Let us not be deceived by a nice package. Let us strive, work, sweat and bleed over building a family that is built on a solid foundation.
Bahnsen, Greg L. Theonomy in Christian Ethics Phillipsburg: Presbyterian and Reformed, 1984.
Barker, William S. and Robert Godfrey. Theonomy: A Reformed Critique. Grand Rapids: Zondervan, 1990.
Beale, G. K. The Right Doctrine from the Wrong Texts: Essays on the Use of the Old Testament in the New Grand Rapids: Baker, 1994.
Elazar, Daniel J. and John Kincaid eds. The Covenant Connection: From Federal Theology to Modern Federalism Oxford: Lexington Books, 2000.
Kruse, Colin G. Paul, the Law, and Justification. Peabody: Hendrickson, 1997.
Jordan, James B. “Calvanism and ‘The Judicial Law of Moses’.” The Journal of Christian Reconstruction, Symposium on Puritanism and Law Vol. V No. 2 (Winter 1978-79): 17-48.
Schreiner, Thomas R. The Fulfillment of the Law. Grand Rapids: Baker, 1993.
Thielman, Frank. The Law and The New Testament: the Question of Continuity New York: Crossroad, 1999.
Weir, David A. The Origins of the Federal Theology in Sixteenth-Century Reformation Thought Oxford: Clarendon, 1990.
Wilson, Douglas. Federal Husband Moscow, Idaho: Canon Press, 1999.
Wilson, Douglas. Reforming Marriage Moscow, Idaho: Canon Press, 1995.
 Joe is a husband and father of three. He completed his M.Div. at Calvary Baptist Theological Seminary in 2003 and is in the thesis stage of his Th.M. also from Calvary. He serves as part of Grace Fellowship Church. He is an independent contractor currently doing development and training for BibleWorks along with training, systems development and teaching for The Master’s Academy International.
 This lack of historical research seems to be an endemic problem for Vision Forum. In an email received from them they defined Gnosticism as “the belief that God is not concerned with physical things.” (Doug Philips, “The Public Undressing of America.” 26 July 2005. firstname.lastname@example.org. I have yet to find a philosophical dictionary or encyclopedia defining Gnosticism in this way. At the very least it is extremely simplistic. After one reads and understands the historical complexity of Gnosticism it hard to understand how it relates to their email which was addressing modesty!
 Douglas W. Philips. “Procreation.” http://www.visionforumministries.org/sections/home/doctrine/tenets.asp (04 August 2005).
 Douglas W. Philips. “Children as a Tool for Societal Influence, Discipleship, and Dominion.” http://www.visionforumministries.org/sections/home/doctrine/tenets.asp (04 August 2005).

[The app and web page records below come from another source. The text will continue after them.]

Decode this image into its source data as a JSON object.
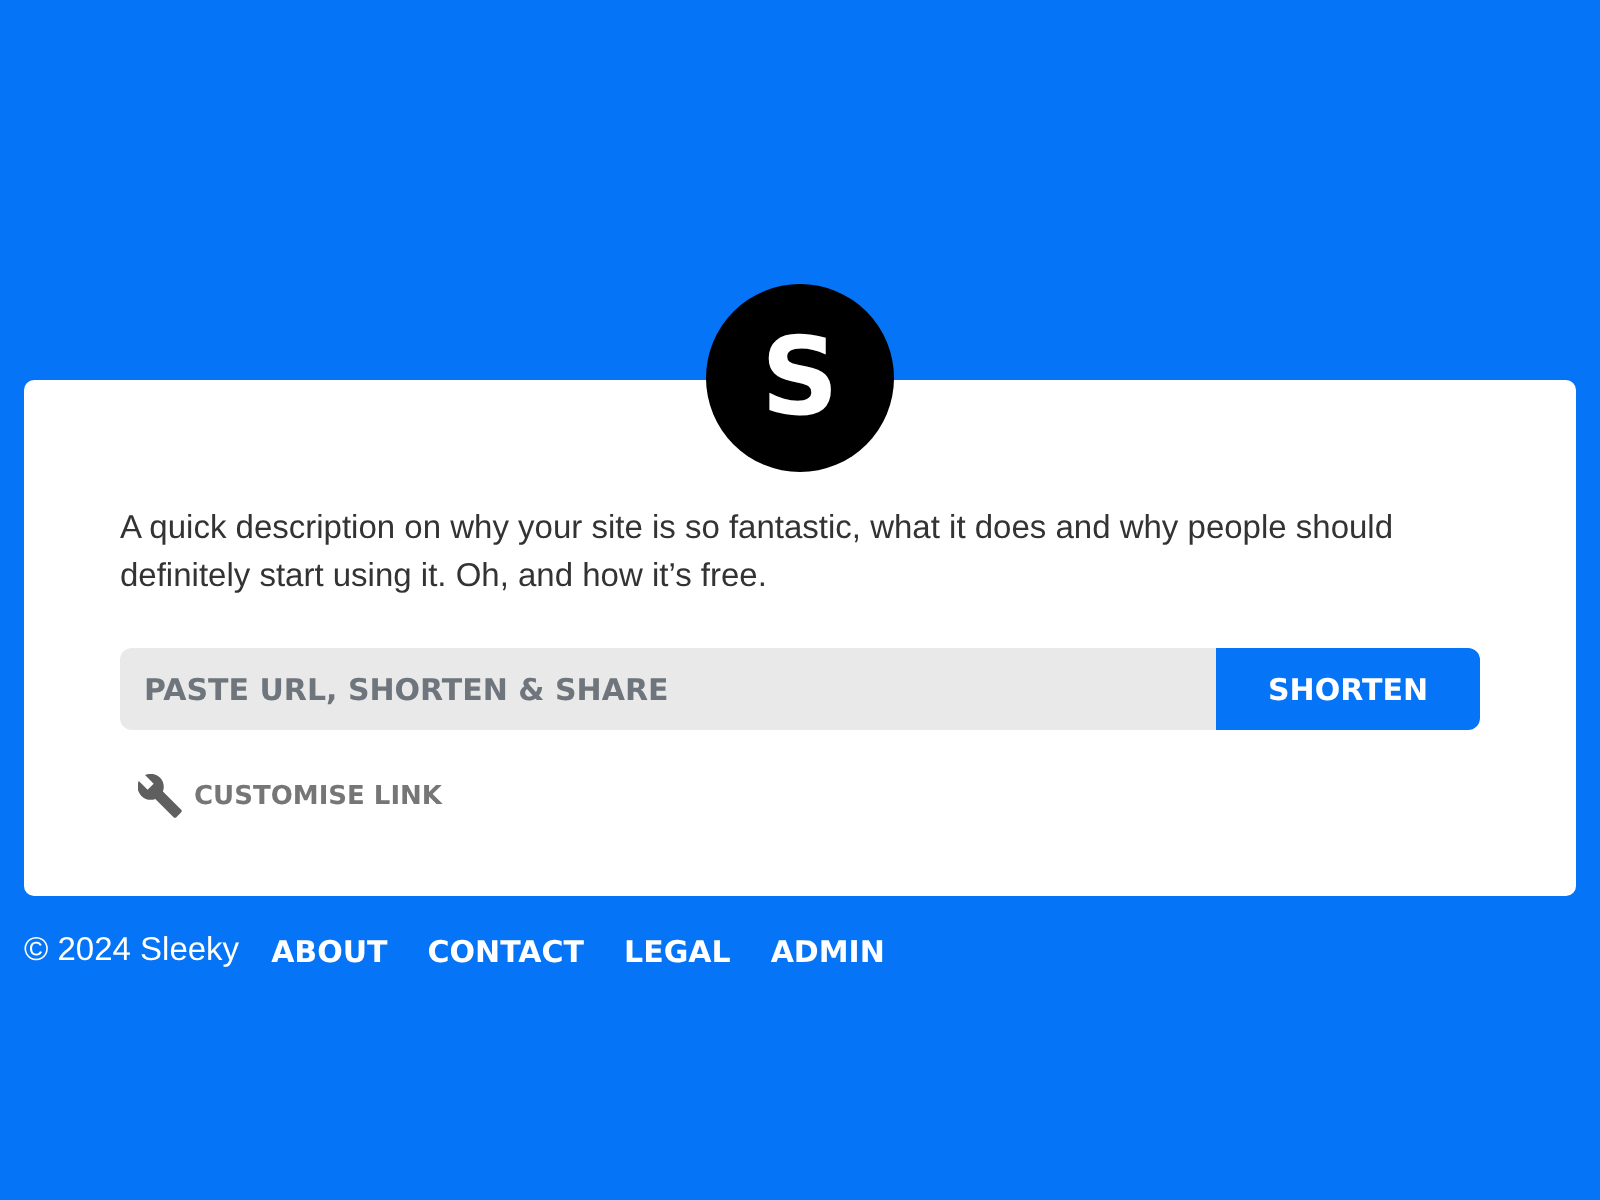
{
  "logo": {
    "letter": "S"
  },
  "description": "A quick description on why your site is so fantastic, what it does and why people should definitely start using it. Oh, and how it’s free.",
  "shorten_form": {
    "url_field": {
      "placeholder": "PASTE URL, SHORTEN & SHARE"
    },
    "button": "SHORTEN",
    "customise_link": "CUSTOMISE LINK"
  },
  "footer": {
    "copyright": "© 2024 Sleeky",
    "links": [
      "ABOUT",
      "CONTACT",
      "LEGAL",
      "ADMIN"
    ]
  }
}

 The question of whether God’s command to Adam in Genesis 1:28 is still binding on us today is part the whole issue within historical Covenant Theology of the prelapsarian vs. postlapsarian (pre-Fall/post-Fall) covenant. We will not enter this debate expect to mention that prelapsarianism, is not a historical Calvinistic teaching. It dates to the late 1500’s. See David A. Weir. The Origins of Federal Theology in Sixteenth-Century Reformation Thought Oxford: Clarendon, 1990.

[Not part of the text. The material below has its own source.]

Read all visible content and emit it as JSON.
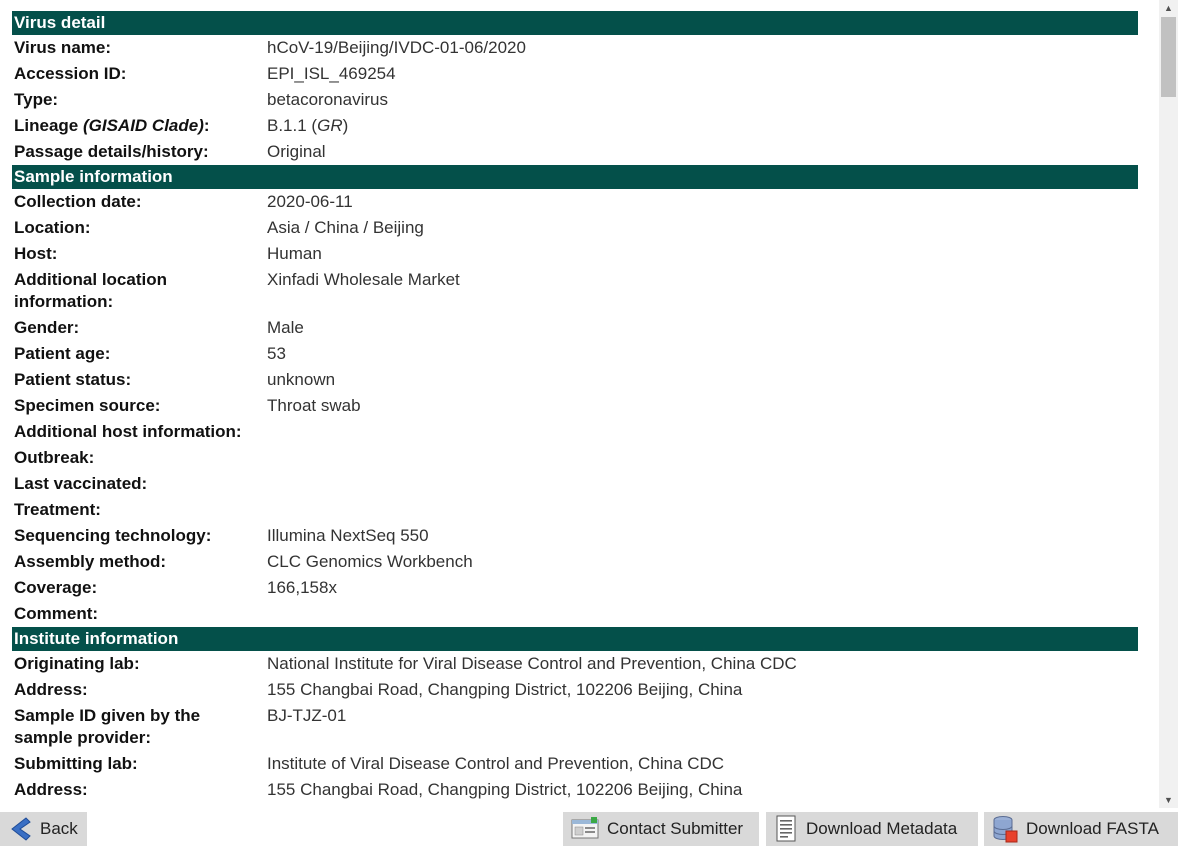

 Prelapsarian federal theology and a result of protestant scholostisim not historical Biblical or even Covenant Theology.
 Romans 5:14-15; 1 Corinthians 15:22
 Eph 5:22-33
 At the very least this could be considered a “theology by implication.”
 For a detailed look at the views of Vision Forum see, Brian M. Abshire. “Biblical Patriarchy and the Doctrine of Federal Representation.” http://www.visionforumministries.org/sections/hotcon/ht/family/patriarchyfederal.asp. (05 August 2005). and “Tenets of Biblical Patriarchy.” http://www.visionforumministries.org/sections/home/doctrine/tenets.asp. (05 August 2005). In addition see Douglas Wilson’s two volumes Reformed Marriage & Federal Husband.
 See also, Timothy G. Gombis. “A Radical New Humanity: The Function of the Haustafel in Ephesians.” JETS Vol 48. No. 2 (June 2005).
Keener, Craig S., and InterVarsity Press. The IVP Bible Background Commentary : New Testament, Eph 5:20. Downers Grove, Ill.: InterVarsity Press, 1993.